**EXERCISE**. Scan the records below for the word "JSON". Copy each line where it appears.

(Data items)
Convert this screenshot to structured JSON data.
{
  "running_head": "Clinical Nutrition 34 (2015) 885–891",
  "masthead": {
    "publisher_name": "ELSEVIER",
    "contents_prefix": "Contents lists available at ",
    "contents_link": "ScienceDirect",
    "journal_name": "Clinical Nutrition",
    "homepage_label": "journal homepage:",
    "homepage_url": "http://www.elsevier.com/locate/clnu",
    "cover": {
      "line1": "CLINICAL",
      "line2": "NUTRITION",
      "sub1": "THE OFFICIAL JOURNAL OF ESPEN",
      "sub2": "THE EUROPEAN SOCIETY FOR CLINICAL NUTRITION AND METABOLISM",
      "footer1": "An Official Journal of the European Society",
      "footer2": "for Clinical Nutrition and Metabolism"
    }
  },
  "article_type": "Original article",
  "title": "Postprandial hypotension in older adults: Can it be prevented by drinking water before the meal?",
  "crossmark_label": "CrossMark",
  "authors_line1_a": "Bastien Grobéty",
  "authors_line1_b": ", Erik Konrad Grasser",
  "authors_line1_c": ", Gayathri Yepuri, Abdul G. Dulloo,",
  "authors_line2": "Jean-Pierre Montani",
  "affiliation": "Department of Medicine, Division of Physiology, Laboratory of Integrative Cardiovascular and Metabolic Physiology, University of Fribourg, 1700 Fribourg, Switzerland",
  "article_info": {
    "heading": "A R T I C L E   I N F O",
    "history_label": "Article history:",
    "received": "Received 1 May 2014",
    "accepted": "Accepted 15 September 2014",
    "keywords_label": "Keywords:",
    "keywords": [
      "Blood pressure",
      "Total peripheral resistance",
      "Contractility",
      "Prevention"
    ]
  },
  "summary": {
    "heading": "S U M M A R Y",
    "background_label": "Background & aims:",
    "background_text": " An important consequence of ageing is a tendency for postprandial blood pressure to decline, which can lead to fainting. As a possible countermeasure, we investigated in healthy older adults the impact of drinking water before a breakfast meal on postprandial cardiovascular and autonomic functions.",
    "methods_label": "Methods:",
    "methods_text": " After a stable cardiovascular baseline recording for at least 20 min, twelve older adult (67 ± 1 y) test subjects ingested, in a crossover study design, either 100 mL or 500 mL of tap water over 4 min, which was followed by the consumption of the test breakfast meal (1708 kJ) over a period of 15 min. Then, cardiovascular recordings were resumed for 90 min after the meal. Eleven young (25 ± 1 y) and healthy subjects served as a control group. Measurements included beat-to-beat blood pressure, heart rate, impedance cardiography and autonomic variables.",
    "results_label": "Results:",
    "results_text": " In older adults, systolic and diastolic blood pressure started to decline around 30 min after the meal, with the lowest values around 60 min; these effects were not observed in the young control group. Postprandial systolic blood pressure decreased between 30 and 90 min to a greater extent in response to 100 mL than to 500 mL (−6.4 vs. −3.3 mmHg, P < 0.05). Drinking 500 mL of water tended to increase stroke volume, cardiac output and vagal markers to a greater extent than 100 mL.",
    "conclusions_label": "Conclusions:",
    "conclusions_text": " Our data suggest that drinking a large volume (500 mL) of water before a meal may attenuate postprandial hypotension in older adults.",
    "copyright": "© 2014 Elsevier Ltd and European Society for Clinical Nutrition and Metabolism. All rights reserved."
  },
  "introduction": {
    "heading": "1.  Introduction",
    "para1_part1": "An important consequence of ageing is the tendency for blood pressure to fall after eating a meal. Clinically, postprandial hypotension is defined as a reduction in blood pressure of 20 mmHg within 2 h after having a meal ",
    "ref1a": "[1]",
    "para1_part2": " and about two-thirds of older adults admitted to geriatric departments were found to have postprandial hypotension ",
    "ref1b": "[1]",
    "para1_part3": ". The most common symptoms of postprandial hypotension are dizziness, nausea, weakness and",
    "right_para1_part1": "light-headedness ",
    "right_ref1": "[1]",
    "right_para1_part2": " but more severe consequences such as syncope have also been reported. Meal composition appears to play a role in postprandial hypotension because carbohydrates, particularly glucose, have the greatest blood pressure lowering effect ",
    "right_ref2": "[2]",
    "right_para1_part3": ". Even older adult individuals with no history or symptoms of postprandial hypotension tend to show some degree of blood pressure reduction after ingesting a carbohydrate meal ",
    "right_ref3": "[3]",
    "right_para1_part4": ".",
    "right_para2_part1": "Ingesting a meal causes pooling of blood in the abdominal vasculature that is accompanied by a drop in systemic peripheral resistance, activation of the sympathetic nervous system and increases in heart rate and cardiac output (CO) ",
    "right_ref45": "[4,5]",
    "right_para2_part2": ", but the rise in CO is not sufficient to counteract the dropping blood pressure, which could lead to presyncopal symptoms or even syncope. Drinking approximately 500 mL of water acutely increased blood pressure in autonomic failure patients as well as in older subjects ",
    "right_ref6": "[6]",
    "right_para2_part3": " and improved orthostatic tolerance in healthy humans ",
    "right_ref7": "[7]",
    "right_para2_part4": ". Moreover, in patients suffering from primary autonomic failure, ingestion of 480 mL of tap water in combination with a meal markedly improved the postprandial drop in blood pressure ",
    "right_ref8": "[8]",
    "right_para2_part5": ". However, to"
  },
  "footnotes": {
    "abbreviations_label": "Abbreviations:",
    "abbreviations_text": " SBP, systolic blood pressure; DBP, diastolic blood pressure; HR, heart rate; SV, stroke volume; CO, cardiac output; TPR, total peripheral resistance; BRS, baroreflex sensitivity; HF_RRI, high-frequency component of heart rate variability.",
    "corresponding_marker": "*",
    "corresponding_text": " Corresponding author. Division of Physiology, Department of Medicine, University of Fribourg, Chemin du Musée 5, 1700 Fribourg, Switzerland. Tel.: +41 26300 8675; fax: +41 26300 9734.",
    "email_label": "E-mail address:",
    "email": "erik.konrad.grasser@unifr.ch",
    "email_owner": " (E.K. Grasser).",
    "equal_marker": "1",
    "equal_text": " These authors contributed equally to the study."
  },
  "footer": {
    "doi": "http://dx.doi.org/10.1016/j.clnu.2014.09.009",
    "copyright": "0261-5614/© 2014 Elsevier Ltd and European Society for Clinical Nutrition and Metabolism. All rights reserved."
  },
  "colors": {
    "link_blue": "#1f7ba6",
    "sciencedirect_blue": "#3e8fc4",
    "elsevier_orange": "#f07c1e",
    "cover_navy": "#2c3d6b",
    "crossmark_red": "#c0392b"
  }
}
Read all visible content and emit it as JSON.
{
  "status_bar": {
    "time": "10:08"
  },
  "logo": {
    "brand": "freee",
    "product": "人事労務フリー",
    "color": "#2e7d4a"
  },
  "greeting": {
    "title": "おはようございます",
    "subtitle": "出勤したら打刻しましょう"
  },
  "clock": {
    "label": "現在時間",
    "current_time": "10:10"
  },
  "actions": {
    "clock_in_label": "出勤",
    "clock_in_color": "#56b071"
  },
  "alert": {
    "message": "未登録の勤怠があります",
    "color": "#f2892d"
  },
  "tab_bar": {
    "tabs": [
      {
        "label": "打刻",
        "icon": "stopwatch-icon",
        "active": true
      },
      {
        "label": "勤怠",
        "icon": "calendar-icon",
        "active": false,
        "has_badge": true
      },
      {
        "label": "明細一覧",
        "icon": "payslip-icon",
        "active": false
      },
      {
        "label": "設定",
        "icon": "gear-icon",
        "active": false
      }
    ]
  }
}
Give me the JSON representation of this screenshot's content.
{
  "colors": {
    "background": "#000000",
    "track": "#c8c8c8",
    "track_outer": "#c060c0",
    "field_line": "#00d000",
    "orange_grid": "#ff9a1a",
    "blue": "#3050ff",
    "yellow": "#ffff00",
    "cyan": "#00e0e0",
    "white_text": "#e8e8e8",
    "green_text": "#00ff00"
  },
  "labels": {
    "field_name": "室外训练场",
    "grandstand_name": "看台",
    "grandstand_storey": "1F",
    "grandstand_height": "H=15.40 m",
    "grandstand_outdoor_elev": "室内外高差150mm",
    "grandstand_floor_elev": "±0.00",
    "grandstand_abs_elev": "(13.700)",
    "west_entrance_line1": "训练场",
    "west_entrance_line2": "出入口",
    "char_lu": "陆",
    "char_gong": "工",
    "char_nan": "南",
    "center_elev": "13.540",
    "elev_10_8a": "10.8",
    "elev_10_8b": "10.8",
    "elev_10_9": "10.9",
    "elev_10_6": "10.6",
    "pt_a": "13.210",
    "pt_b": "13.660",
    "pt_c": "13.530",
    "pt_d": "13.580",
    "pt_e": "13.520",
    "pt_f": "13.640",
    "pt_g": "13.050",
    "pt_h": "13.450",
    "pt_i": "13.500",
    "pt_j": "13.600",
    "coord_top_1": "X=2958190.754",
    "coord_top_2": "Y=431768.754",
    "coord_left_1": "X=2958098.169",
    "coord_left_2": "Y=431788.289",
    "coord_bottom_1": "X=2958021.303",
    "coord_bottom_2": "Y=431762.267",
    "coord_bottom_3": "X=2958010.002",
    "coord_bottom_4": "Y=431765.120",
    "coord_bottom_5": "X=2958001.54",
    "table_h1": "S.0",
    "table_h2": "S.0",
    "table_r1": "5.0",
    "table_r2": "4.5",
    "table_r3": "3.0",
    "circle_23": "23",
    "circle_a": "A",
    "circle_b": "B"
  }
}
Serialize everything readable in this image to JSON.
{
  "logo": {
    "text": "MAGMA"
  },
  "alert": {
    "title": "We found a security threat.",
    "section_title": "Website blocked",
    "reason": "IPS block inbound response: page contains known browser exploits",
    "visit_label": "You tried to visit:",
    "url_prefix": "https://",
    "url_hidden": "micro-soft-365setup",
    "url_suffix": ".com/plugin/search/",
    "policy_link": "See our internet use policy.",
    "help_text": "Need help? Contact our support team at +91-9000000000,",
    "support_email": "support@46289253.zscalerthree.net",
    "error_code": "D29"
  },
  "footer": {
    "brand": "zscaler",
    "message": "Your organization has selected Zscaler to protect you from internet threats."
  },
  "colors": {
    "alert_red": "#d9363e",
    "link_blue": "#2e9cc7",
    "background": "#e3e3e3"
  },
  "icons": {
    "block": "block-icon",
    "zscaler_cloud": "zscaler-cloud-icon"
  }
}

**WRITTEN RESPONSE**.
Convert this screenshot to structured JSON data.
Read all visible content and emit it as JSON.
Give me the JSON representation of this screenshot's content.
Serialize everything readable in this image to JSON.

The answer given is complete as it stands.